* AIM OF THE EXERCISE *
Of the lines below, report only those that contain "CapitalRequest".

* RECORDS PROVIDED *
──────────

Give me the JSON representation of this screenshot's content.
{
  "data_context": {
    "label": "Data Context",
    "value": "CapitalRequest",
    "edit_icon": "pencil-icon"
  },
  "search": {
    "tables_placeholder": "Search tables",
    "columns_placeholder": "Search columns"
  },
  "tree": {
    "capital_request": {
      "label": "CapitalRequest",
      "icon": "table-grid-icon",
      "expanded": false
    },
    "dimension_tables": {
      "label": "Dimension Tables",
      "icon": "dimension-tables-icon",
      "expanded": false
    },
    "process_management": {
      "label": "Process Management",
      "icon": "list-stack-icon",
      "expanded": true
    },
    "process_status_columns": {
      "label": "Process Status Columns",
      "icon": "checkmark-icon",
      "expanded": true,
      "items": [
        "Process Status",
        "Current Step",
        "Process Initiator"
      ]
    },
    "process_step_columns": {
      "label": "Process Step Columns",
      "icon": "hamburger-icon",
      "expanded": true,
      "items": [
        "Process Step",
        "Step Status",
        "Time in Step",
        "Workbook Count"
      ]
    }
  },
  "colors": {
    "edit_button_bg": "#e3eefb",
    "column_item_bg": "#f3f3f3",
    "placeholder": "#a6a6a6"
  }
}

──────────

* WRITTEN SOLUTION *
    "value": "CapitalRequest",
      "label": "CapitalRequest",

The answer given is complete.